A former London banker, his wife and a friend have been sentenced in a £2.15m ($NZ4.5m) insider trading scheme uncovered by the UK's Financial Services Authority.

Christian Littlewood, a former corporate financier with Dresdner Kleinwort Wasserstein and Shore Capital, has been jailed for 40 months for his part in the trades. The term, the longest insider dealing sentence to date, is the latest in a string of victories for the Financial Services Authority (FSA), which has stepped up its enforcement drive since the financial crisis.

Littlewood's wife, Angie, received a 12-month suspended sentence, while her friend Helmy Omar Sa'aid was sentenced to two years and ordered to pay £640,000 in confiscation.

The judge, Anthony Leonard QC, said he had stopped short of sending Angie Littlewood to jail as he considered it "unjust" to separate a mother from her children.

The Littlewoods were arrested in March 2009 and pleaded guilty in October last year, while Sa'aid was extradited from the Comoros Islands in March 2010 and pleaded guilty earlier this month.

In all, the three pleaded guilty to eight counts of insider dealing in a number of London-listed shares between 2000 and 2008.

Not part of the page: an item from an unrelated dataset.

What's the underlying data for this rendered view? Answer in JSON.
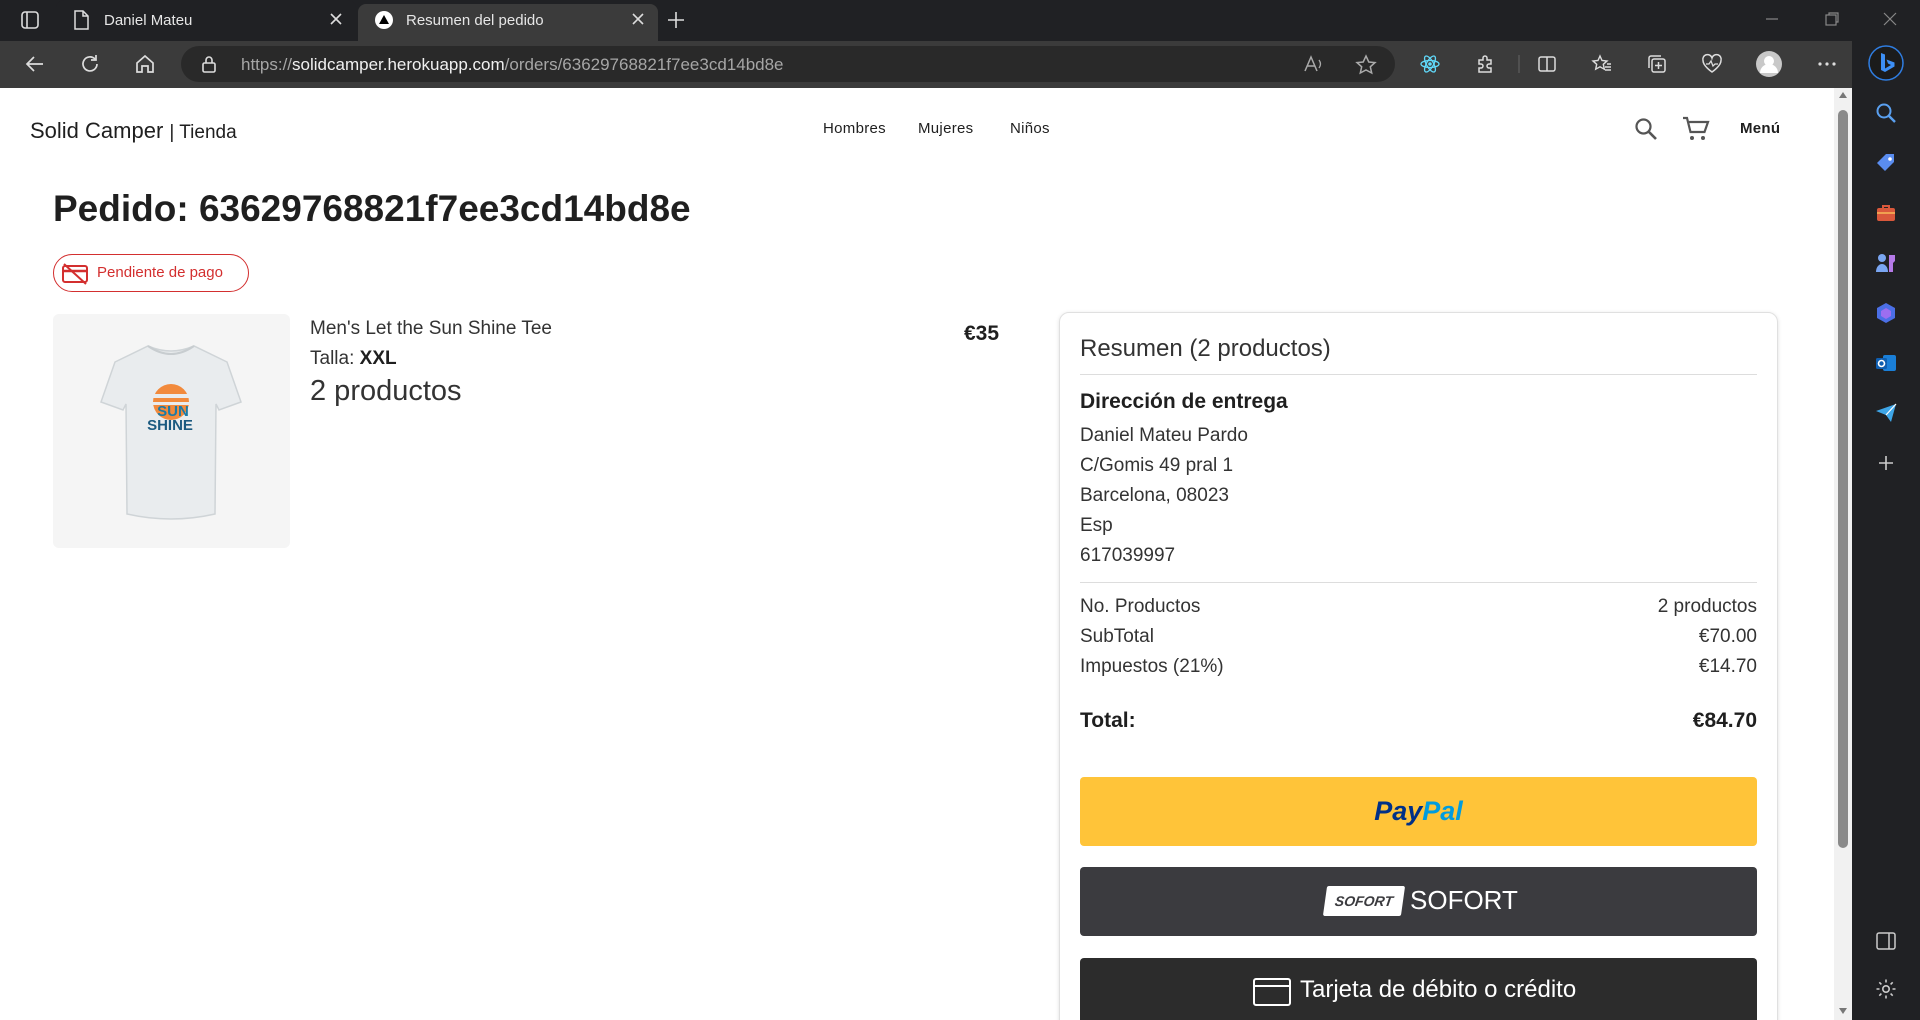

The insider dealing only came to light after suspicious share purchases by Sa'aid ahead of the Highway Insurance takeover in 2008. Looking at his trading records, the FSA noticed other suspicious trades connected to 21 deal announcements.

Though Dresdner bankers were known to have worked on a number of those deals, they had not been employed on the Highway transaction.

The penny dropped when investigators spotted that Christian Littlewood, a Shore Capital banker on the Highway deal, used to work at the German firm. As the inquiry progressed, the FSA took a closer look at movements of money between Sa'aid and an individual named Siew Yoon Lew.

The link proved crucial to the unravelling of the insider trading as further investigations revealed that Lew was, in fact, Angie Littlewood, who had been using her maiden name in certain trades and in dealings with Sa'aid, a friend from Singapore.

During the investigation, the FSA trawled through mountains of data, including a floppy disk found in the Littlewoods' garden shed detailing how some of the profits were divided.

At the sentencing, Littlewood's lawyer claimed that Littlewood and Sa'aid were more culpable as his client was unaware of the scale of the trades - a suggestion dismissed by the judge.